▸ Task
Every line in the records below with the string "JSON" needs to be copied out.

____________

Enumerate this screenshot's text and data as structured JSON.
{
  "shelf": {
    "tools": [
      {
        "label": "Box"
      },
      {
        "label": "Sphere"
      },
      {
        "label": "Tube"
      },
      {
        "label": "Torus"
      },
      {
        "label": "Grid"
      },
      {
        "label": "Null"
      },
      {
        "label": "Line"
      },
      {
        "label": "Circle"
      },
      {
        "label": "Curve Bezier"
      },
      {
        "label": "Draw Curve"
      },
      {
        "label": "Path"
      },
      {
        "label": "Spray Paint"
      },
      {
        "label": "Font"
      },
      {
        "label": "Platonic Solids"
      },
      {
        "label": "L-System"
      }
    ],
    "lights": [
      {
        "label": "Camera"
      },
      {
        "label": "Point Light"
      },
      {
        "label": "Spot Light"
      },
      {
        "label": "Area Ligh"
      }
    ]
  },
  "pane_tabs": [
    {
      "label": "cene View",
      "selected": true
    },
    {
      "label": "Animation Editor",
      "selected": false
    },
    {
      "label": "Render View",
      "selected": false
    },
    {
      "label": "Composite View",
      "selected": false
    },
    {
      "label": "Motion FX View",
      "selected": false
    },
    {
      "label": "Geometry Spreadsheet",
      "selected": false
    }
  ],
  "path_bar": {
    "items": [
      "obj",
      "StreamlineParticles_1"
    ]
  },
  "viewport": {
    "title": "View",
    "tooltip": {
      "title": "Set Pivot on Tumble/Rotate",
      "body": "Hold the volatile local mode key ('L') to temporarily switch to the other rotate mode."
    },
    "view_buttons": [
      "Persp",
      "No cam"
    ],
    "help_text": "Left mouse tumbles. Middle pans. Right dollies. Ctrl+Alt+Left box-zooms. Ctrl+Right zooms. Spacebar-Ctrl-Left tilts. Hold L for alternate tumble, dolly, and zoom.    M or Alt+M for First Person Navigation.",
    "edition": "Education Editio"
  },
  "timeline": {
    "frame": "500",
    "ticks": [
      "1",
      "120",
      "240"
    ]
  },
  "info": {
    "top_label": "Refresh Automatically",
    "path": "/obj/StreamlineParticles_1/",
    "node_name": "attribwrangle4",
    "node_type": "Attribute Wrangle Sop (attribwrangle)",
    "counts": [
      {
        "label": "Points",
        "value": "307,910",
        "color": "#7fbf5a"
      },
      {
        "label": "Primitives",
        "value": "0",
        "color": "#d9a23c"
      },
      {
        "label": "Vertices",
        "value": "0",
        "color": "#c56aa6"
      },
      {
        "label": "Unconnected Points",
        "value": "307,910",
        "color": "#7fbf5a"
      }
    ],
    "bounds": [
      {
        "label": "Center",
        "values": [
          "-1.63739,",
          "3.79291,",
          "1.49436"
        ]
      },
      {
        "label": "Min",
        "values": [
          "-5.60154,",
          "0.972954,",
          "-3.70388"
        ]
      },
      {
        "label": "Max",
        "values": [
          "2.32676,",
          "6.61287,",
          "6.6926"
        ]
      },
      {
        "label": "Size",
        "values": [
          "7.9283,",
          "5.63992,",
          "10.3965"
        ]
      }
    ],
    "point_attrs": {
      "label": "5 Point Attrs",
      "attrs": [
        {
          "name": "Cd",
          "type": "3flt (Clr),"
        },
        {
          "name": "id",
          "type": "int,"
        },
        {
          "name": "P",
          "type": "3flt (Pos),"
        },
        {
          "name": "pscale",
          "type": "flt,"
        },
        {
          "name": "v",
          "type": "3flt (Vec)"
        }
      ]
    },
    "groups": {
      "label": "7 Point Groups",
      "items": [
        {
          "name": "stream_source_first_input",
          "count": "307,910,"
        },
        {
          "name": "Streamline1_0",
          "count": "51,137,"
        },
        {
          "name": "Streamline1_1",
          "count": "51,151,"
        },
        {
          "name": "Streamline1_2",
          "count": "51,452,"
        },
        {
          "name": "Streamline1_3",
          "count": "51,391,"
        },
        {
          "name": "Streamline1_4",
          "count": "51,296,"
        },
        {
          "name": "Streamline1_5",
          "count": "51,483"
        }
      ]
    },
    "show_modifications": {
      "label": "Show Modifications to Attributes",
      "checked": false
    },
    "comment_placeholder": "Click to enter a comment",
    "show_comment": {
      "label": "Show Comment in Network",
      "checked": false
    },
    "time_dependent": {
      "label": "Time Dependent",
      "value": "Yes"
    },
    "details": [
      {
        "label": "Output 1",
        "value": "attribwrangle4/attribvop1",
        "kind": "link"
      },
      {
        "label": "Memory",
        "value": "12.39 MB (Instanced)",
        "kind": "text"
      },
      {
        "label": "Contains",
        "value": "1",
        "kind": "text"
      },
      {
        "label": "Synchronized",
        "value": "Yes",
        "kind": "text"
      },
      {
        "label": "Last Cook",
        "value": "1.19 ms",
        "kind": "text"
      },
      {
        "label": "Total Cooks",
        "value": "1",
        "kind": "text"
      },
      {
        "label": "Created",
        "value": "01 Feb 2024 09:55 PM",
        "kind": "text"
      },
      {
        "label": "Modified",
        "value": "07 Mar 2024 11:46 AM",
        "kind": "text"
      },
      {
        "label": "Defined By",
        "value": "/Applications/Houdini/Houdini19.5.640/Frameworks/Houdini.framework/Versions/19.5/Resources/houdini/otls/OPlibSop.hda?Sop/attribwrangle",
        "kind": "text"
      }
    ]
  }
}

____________

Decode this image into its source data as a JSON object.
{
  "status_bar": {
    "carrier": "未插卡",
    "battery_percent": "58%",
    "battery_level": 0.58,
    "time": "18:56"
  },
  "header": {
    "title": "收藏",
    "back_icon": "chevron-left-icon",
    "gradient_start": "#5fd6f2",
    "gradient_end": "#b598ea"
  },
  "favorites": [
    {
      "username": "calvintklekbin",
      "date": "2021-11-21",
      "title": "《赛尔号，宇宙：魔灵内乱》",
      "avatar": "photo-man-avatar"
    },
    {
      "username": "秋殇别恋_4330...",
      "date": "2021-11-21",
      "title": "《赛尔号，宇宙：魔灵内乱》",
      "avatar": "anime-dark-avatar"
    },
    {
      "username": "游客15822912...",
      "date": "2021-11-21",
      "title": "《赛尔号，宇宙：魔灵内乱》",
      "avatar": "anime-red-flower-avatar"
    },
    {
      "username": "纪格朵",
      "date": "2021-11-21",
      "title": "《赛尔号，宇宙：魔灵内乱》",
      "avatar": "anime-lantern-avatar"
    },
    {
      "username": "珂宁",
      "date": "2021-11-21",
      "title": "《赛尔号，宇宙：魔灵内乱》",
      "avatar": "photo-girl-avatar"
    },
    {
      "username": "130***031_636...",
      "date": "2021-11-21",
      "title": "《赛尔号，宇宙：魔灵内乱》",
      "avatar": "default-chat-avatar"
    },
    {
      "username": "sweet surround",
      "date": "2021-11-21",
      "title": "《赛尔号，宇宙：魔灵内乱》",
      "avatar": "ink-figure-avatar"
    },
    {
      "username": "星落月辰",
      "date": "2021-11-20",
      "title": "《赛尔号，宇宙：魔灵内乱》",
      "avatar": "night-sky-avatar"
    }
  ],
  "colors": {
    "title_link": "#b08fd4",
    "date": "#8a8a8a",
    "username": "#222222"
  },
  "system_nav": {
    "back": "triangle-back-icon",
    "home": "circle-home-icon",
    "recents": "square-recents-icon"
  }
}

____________

▸ Solution
Enumerate this screenshot's text and data as structured JSON.
Decode this image into its source data as a JSON object.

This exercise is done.